That is not to say that I don't make my own mistakes. So here is my kicker bonus step #5.
5) In the event that you find yourself forgetting about your previous and fragile vegetables and you kind of burn some of the shallots + eggplant--oops! No worries. Just throw your favorite white wine (shrimp loves white wine) or even alcoholic substance of your choice (sounds delinquent, I know). This will save your dish when you take that wine, reduce it, and de-glaze your pan. Now remember, if 100% of your food has turned black, there's no going back!

And there we have it! Viola!

Build a better breakfast. For your you. For your body. For your health.

Sunday, March 14, 2010

Post #1: No matter how hard you try to be awesome, life will still have a good amount of bitterness + introduction

So this is my first post. Perhaps it requires a proper introduction. Perhaps not. I do, however find it quite appropriate that I ought to mention that this is a continuation from another "blog" that I have kept off and on since 2001.

Proper Introduction
Welcome to A Dipolmatic Artist/Twinkie. This blog will hopefully provide you a photographic and verbal glimpse into the life of a twenty-something Korean-American Twinkie (yellow on the outside, white in the middle) living in the Midwest. At times, I'll find it isolating and at times I'll find it comforting--quintessential Midwest, right? Being diplomatic, I hope I'll be able to achieve only the things that I desire in life. Of course... being an artist will always prove to be interesting. That's the only way to make things interesting is to view the world as a piece of artwork.

In time, I hope that this blog will serve as a fulcrum point for many of my mantras that I so strongly live by. I might re-enforce some, I may refute a few. But nonetheless, I find this yet another one of your cathartic attempts at being a preacher-woman.

Now that I'm 22, it seems I have come quite far in many avenues. Perhaps I will elaborate & enlighten on each dimension at a latter time:

-Solitude. My ability to pass time solely for myself has been much more easy to accomplish this past year.

-Scheduling. Organizing priorities and making sure I meet weekly goals has been successful.

-Culinary art. Ability to cook and plan ingredients I'll need while also making efficient use of the groceries I purchase. And of course, thinking of food in a different light has been fantastic. Food as volumes, not as a taste/comfort.

Post#1: No matter how hard you try to be awesome, life will still have a good amount of bitterness.

So this is technically the beginning of the post...

I have come a long way.

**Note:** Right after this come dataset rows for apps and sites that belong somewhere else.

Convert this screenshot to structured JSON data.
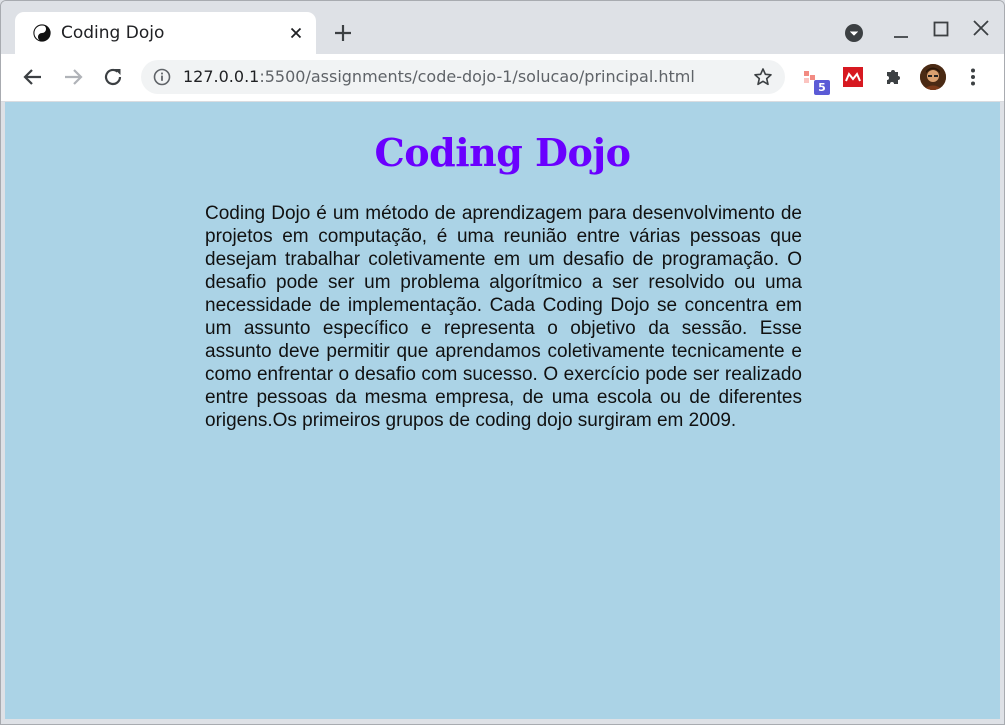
{
  "browser": {
    "tab": {
      "title": "Coding Dojo",
      "favicon": "yin-yang-icon"
    },
    "address_bar": {
      "host": "127.0.0.1",
      "path": ":5500/assignments/code-dojo-1/solucao/principal.html"
    },
    "extensions": {
      "badge_count": "5"
    }
  },
  "page": {
    "title": "Coding Dojo",
    "title_color": "#6a00ff",
    "background": "#abd3e6",
    "paragraph": "Coding Dojo é um método de aprendizagem para desenvolvimento de projetos em computação, é uma reunião entre várias pessoas que desejam trabalhar coletivamente em um desafio de programação. O desafio pode ser um problema algorítmico a ser resolvido ou uma necessidade de implementação. Cada Coding Dojo se concentra em um assunto específico e representa o objetivo da sessão. Esse assunto deve permitir que aprendamos coletivamente tecnicamente e como enfrentar o desafio com sucesso. O exercício pode ser realizado entre pessoas da mesma empresa, de uma escola ou de diferentes origens.Os primeiros grupos de coding dojo surgiram em 2009."
  }
}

Finally, I've accomplished my childhood dream of being in a band (maybe four at this point--oops, overkill!). I'm single after a 6 year long-term relationship. I'm independently living on my own. I'm on great terms with my parents and I love everyone! Seems I have it made...?

Not without bitterness.

1)Being Single is hard.

You deal with so many different people at any given time that sometimes it's difficult to swallow that some or many of them will not be honest, or they won't exist in your life "tomorrow." Also, I have so much time to myself that being lonely is definitely a consequence. And who can forget the lack of physical attention. It's a constant battle of monogamy an polyamory.

2)Sometimes it just feels like a life-crisis.

Given the fact that I only answer to myself now, there are times when its hard to gauge what is extreme and what is conservative. Even according to my own standards. Thus, it's hard to gauge when I'm satisfied or content. This rift in a lack of perspective kind of makes my brain go a little psycho at times...because it's just all a matter of choice, no? I have to find the right time to choose to be content. But this in itself is difficult and of course breeds much insecurity for me.


I've come head-on with an onslaught of issues with depersonalization and derealization. This might be some phoney prognosis but, I know that many times even when I'm doing everyday things, such as going to the grocery store or being out at my favorite pub, there are times that I just don't feel aware and present. It's always been evident that I've battled with depression in some form but I'm trying my best to keep it at bay.

Perhaps I will soon enlighten on my life in a more positive light. But this is the bitterness that has been accompanied with my newly sprouted personal growth and well-being.